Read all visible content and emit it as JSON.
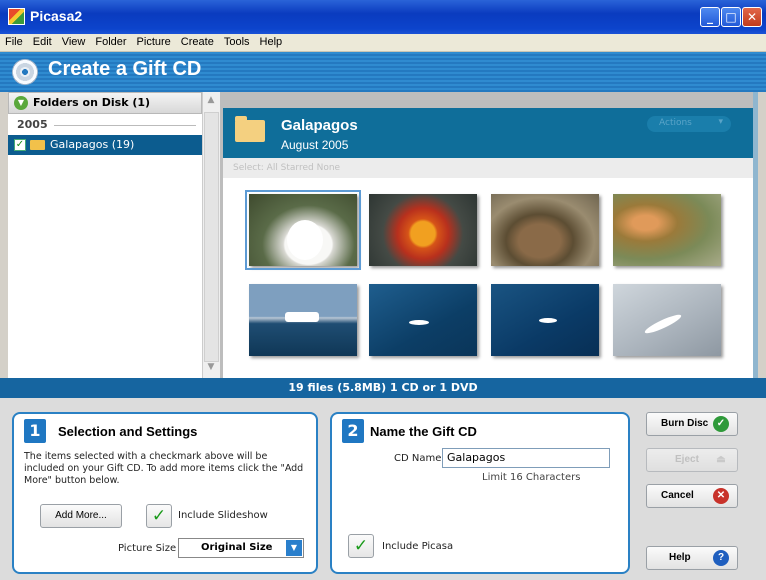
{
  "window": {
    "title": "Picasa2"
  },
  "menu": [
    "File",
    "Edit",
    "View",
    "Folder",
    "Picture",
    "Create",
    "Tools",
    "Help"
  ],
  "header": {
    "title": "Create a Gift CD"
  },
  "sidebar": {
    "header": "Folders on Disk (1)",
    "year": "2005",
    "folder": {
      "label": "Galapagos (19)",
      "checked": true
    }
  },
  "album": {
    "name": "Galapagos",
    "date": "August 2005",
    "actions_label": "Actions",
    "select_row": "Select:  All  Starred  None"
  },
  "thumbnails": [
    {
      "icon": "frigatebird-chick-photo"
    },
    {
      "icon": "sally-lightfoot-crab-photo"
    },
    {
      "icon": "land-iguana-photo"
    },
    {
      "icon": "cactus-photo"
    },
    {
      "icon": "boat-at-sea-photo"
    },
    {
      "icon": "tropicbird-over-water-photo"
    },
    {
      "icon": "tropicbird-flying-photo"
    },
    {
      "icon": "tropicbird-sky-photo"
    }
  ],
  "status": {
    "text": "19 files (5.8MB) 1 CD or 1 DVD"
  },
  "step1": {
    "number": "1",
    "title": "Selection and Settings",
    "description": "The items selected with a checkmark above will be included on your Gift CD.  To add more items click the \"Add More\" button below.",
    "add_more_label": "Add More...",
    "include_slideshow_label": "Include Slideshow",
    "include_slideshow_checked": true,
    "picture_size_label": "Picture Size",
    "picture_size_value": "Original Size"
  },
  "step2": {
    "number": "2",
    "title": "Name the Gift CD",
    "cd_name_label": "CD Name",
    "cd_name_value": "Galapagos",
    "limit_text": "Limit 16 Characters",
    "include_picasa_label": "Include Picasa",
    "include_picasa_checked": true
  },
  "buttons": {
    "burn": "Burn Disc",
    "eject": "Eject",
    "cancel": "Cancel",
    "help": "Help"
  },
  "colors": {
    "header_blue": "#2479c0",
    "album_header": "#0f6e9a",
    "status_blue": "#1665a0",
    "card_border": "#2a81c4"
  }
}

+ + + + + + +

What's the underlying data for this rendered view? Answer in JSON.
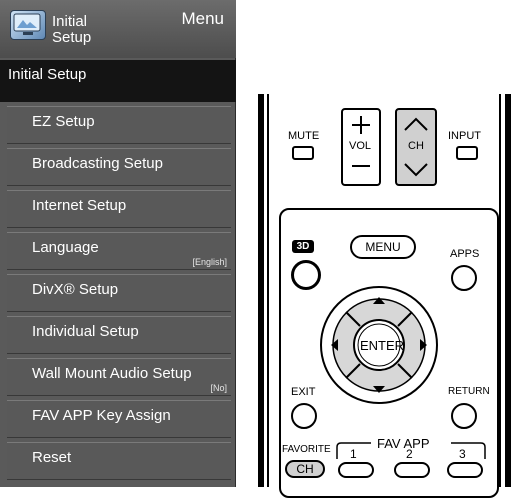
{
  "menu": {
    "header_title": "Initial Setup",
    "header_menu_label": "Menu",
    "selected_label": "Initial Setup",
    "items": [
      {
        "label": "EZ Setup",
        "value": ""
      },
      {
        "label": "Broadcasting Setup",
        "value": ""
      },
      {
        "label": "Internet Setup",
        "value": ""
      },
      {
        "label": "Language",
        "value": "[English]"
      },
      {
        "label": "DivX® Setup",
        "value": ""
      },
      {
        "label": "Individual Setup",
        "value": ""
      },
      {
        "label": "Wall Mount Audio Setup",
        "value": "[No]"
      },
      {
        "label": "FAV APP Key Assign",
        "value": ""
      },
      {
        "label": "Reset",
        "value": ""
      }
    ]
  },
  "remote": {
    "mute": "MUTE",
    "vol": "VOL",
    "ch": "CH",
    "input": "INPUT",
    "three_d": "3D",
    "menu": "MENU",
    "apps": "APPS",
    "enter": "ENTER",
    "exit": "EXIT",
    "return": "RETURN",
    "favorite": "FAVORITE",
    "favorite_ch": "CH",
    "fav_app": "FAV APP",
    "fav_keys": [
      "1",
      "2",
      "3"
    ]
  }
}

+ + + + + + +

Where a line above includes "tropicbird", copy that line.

▸ Answer box:
      "icon": "tropicbird-over-water-photo"
      "icon": "tropicbird-flying-photo"
      "icon": "tropicbird-sky-photo"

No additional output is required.